*EXERCISE DIRECTIONS*.
The records below must be reproduced in full and without error.

*LISTED RECORDS*.
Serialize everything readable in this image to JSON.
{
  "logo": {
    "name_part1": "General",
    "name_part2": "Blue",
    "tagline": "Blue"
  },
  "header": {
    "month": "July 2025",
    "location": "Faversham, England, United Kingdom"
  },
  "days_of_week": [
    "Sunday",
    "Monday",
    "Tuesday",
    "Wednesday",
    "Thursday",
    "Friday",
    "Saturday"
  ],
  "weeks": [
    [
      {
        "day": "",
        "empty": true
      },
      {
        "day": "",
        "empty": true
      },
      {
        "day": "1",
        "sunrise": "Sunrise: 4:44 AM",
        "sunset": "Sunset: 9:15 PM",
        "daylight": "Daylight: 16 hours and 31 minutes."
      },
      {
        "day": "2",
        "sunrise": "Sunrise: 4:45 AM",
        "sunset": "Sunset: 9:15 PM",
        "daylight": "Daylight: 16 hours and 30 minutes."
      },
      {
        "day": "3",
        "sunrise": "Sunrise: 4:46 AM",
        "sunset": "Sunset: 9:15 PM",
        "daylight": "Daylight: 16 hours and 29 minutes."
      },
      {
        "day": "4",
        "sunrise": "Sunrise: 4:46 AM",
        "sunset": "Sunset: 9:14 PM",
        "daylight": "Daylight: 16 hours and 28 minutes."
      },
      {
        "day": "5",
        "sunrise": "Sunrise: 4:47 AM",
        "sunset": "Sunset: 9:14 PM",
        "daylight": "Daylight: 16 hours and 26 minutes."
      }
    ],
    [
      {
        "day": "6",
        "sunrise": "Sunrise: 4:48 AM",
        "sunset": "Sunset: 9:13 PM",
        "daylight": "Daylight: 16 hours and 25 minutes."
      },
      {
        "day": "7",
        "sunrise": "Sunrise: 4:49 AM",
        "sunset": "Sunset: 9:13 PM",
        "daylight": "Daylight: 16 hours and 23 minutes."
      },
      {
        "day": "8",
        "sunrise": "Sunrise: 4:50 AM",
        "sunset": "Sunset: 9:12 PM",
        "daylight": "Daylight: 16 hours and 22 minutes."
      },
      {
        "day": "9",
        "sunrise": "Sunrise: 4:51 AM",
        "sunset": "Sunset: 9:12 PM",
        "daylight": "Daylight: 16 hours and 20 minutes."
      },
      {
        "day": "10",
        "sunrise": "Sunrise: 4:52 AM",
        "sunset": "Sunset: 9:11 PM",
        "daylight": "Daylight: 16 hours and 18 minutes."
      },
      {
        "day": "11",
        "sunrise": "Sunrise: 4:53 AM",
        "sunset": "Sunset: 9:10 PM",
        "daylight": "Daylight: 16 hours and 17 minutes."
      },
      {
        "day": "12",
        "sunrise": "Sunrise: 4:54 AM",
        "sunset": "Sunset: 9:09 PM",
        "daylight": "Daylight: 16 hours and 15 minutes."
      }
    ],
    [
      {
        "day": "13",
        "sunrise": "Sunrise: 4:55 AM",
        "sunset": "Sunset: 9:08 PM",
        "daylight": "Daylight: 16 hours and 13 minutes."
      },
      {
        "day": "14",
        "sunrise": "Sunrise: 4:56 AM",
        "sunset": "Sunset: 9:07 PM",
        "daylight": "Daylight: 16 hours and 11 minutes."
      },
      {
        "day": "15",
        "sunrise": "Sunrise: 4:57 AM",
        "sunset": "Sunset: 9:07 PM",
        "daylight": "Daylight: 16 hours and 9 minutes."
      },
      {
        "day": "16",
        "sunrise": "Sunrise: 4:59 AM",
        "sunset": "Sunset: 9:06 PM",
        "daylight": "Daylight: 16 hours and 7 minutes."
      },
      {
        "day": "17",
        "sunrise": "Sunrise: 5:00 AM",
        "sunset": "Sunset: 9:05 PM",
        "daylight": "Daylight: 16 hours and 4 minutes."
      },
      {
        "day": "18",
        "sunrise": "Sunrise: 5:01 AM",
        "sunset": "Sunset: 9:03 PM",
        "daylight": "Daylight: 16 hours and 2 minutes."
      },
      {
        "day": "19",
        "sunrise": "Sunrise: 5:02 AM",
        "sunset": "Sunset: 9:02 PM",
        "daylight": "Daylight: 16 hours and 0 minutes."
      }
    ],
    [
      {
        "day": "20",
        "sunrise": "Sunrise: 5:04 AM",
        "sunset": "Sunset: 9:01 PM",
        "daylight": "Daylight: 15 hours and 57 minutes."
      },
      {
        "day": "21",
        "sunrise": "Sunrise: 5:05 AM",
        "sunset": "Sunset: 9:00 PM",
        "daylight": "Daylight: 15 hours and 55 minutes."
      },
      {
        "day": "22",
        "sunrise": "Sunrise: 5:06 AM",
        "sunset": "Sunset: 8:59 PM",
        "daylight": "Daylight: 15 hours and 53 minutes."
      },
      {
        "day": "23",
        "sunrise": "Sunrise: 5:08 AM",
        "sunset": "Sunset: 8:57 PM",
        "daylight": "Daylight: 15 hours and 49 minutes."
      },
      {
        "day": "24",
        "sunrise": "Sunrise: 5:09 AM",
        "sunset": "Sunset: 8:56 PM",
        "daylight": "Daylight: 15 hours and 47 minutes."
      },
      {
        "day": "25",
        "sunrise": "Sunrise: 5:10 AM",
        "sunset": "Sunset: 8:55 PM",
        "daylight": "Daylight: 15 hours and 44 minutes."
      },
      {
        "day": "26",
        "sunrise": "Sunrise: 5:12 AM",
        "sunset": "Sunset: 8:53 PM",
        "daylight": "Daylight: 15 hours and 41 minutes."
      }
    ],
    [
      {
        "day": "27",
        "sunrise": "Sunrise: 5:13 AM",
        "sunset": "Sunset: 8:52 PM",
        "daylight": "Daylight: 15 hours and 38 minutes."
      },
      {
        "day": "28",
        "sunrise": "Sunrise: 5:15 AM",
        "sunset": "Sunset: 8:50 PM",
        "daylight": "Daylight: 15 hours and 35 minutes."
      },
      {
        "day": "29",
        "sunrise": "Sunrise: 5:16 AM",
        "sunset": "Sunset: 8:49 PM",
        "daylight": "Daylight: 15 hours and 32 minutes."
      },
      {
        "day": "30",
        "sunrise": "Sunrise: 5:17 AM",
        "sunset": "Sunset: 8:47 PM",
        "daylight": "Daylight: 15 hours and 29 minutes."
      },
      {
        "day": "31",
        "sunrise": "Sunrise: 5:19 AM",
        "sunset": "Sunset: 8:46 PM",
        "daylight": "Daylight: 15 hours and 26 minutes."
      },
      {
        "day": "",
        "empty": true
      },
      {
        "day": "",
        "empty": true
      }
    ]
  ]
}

*ANSWER SECTION*.
Serialize everything readable in this image to JSON.
{
  "logo": {
    "name_part1": "General",
    "name_part2": "Blue",
    "tagline": "Blue"
  },
  "header": {
    "month": "July 2025",
    "location": "Faversham, England, United Kingdom"
  },
  "days_of_week": [
    "Sunday",
    "Monday",
    "Tuesday",
    "Wednesday",
    "Thursday",
    "Friday",
    "Saturday"
  ],
  "weeks": [
    [
      {
        "day": "",
        "empty": true
      },
      {
        "day": "",
        "empty": true
      },
      {
        "day": "1",
        "sunrise": "Sunrise: 4:44 AM",
        "sunset": "Sunset: 9:15 PM",
        "daylight": "Daylight: 16 hours and 31 minutes."
      },
      {
        "day": "2",
        "sunrise": "Sunrise: 4:45 AM",
        "sunset": "Sunset: 9:15 PM",
        "daylight": "Daylight: 16 hours and 30 minutes."
      },
      {
        "day": "3",
        "sunrise": "Sunrise: 4:46 AM",
        "sunset": "Sunset: 9:15 PM",
        "daylight": "Daylight: 16 hours and 29 minutes."
      },
      {
        "day": "4",
        "sunrise": "Sunrise: 4:46 AM",
        "sunset": "Sunset: 9:14 PM",
        "daylight": "Daylight: 16 hours and 28 minutes."
      },
      {
        "day": "5",
        "sunrise": "Sunrise: 4:47 AM",
        "sunset": "Sunset: 9:14 PM",
        "daylight": "Daylight: 16 hours and 26 minutes."
      }
    ],
    [
      {
        "day": "6",
        "sunrise": "Sunrise: 4:48 AM",
        "sunset": "Sunset: 9:13 PM",
        "daylight": "Daylight: 16 hours and 25 minutes."
      },
      {
        "day": "7",
        "sunrise": "Sunrise: 4:49 AM",
        "sunset": "Sunset: 9:13 PM",
        "daylight": "Daylight: 16 hours and 23 minutes."
      },
      {
        "day": "8",
        "sunrise": "Sunrise: 4:50 AM",
        "sunset": "Sunset: 9:12 PM",
        "daylight": "Daylight: 16 hours and 22 minutes."
      },
      {
        "day": "9",
        "sunrise": "Sunrise: 4:51 AM",
        "sunset": "Sunset: 9:12 PM",
        "daylight": "Daylight: 16 hours and 20 minutes."
      },
      {
        "day": "10",
        "sunrise": "Sunrise: 4:52 AM",
        "sunset": "Sunset: 9:11 PM",
        "daylight": "Daylight: 16 hours and 18 minutes."
      },
      {
        "day": "11",
        "sunrise": "Sunrise: 4:53 AM",
        "sunset": "Sunset: 9:10 PM",
        "daylight": "Daylight: 16 hours and 17 minutes."
      },
      {
        "day": "12",
        "sunrise": "Sunrise: 4:54 AM",
        "sunset": "Sunset: 9:09 PM",
        "daylight": "Daylight: 16 hours and 15 minutes."
      }
    ],
    [
      {
        "day": "13",
        "sunrise": "Sunrise: 4:55 AM",
        "sunset": "Sunset: 9:08 PM",
        "daylight": "Daylight: 16 hours and 13 minutes."
      },
      {
        "day": "14",
        "sunrise": "Sunrise: 4:56 AM",
        "sunset": "Sunset: 9:07 PM",
        "daylight": "Daylight: 16 hours and 11 minutes."
      },
      {
        "day": "15",
        "sunrise": "Sunrise: 4:57 AM",
        "sunset": "Sunset: 9:07 PM",
        "daylight": "Daylight: 16 hours and 9 minutes."
      },
      {
        "day": "16",
        "sunrise": "Sunrise: 4:59 AM",
        "sunset": "Sunset: 9:06 PM",
        "daylight": "Daylight: 16 hours and 7 minutes."
      },
      {
        "day": "17",
        "sunrise": "Sunrise: 5:00 AM",
        "sunset": "Sunset: 9:05 PM",
        "daylight": "Daylight: 16 hours and 4 minutes."
      },
      {
        "day": "18",
        "sunrise": "Sunrise: 5:01 AM",
        "sunset": "Sunset: 9:03 PM",
        "daylight": "Daylight: 16 hours and 2 minutes."
      },
      {
        "day": "19",
        "sunrise": "Sunrise: 5:02 AM",
        "sunset": "Sunset: 9:02 PM",
        "daylight": "Daylight: 16 hours and 0 minutes."
      }
    ],
    [
      {
        "day": "20",
        "sunrise": "Sunrise: 5:04 AM",
        "sunset": "Sunset: 9:01 PM",
        "daylight": "Daylight: 15 hours and 57 minutes."
      },
      {
        "day": "21",
        "sunrise": "Sunrise: 5:05 AM",
        "sunset": "Sunset: 9:00 PM",
        "daylight": "Daylight: 15 hours and 55 minutes."
      },
      {
        "day": "22",
        "sunrise": "Sunrise: 5:06 AM",
        "sunset": "Sunset: 8:59 PM",
        "daylight": "Daylight: 15 hours and 53 minutes."
      },
      {
        "day": "23",
        "sunrise": "Sunrise: 5:08 AM",
        "sunset": "Sunset: 8:57 PM",
        "daylight": "Daylight: 15 hours and 49 minutes."
      },
      {
        "day": "24",
        "sunrise": "Sunrise: 5:09 AM",
        "sunset": "Sunset: 8:56 PM",
        "daylight": "Daylight: 15 hours and 47 minutes."
      },
      {
        "day": "25",
        "sunrise": "Sunrise: 5:10 AM",
        "sunset": "Sunset: 8:55 PM",
        "daylight": "Daylight: 15 hours and 44 minutes."
      },
      {
        "day": "26",
        "sunrise": "Sunrise: 5:12 AM",
        "sunset": "Sunset: 8:53 PM",
        "daylight": "Daylight: 15 hours and 41 minutes."
      }
    ],
    [
      {
        "day": "27",
        "sunrise": "Sunrise: 5:13 AM",
        "sunset": "Sunset: 8:52 PM",
        "daylight": "Daylight: 15 hours and 38 minutes."
      },
      {
        "day": "28",
        "sunrise": "Sunrise: 5:15 AM",
        "sunset": "Sunset: 8:50 PM",
        "daylight": "Daylight: 15 hours and 35 minutes."
      },
      {
        "day": "29",
        "sunrise": "Sunrise: 5:16 AM",
        "sunset": "Sunset: 8:49 PM",
        "daylight": "Daylight: 15 hours and 32 minutes."
      },
      {
        "day": "30",
        "sunrise": "Sunrise: 5:17 AM",
        "sunset": "Sunset: 8:47 PM",
        "daylight": "Daylight: 15 hours and 29 minutes."
      },
      {
        "day": "31",
        "sunrise": "Sunrise: 5:19 AM",
        "sunset": "Sunset: 8:46 PM",
        "daylight": "Daylight: 15 hours and 26 minutes."
      },
      {
        "day": "",
        "empty": true
      },
      {
        "day": "",
        "empty": true
      }
    ]
  ]
}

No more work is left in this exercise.